Neuville was fortunate the puncture occurred late enough in the day to finish all six forestry stages and avoid a retirement. But the mistake cost him 40 seconds and gave Ogier, who is 33 seconds ahead of him, a clear run at his sixth straight championship.

In his last start with Ford before a move to Citroen next year, Ogier struggled as the first to drive the dusty, slippery forest routes.

“I pushed like crazy, I was on the limit over the jump and everywhere, I can’t do (any) more,” Ogier said. “I was on the limit.”

With Ogier on sweeping duties the back markers flourished, and Mads Ostberg took the lead in his return to the series.

Ostberg was forced to miss the previous round in Spain to make way for rally winner and nine-time world champion Sebastien Loeb, who was making the last of his three guest appearances for Citroen.

Now back in the seat, Ostberg leads Jari-Matti Latvala by 6.8 seconds in the Australian rally, with sixth-stage winner Craig Breen in third.

Ogier was seventh, 38.2 seconds off the pace, but only needs to finish ahead of Neuville to claim the championship title. Neuville is in 10th place after six stages.

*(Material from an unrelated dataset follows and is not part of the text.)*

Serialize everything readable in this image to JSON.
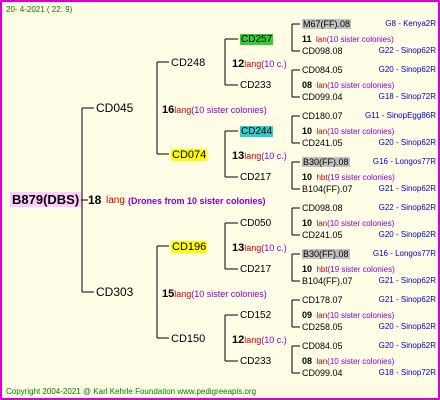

Roles will reverse on Saturday, with Ogier to start further back in the field and do his best on cleaner roads to make up the day-one deficit before Sunday’s final stages.

Andreas Mikkelsen, the 2016 Rally Australia champion, was an early dropout after rolling into a ditch in his Hyundai. Mikkelsen had only just avoided a tractor that had found its way onto the course.

Former winner Molly Taylor and co-driver Malcolm Read were also forced out of their event when their Subaru hit a hay bale at high speed on the morning’s second stage. Both reported soreness but suffered no serious injuries.

The 24-stage rally totals 319 kilometers (197 miles). Ten stages are scheduled Saturday with the final six on Sunday, most of them through forests on the New South Wales state’s north coast about 530 kilometers (325 miles) north of Sydney.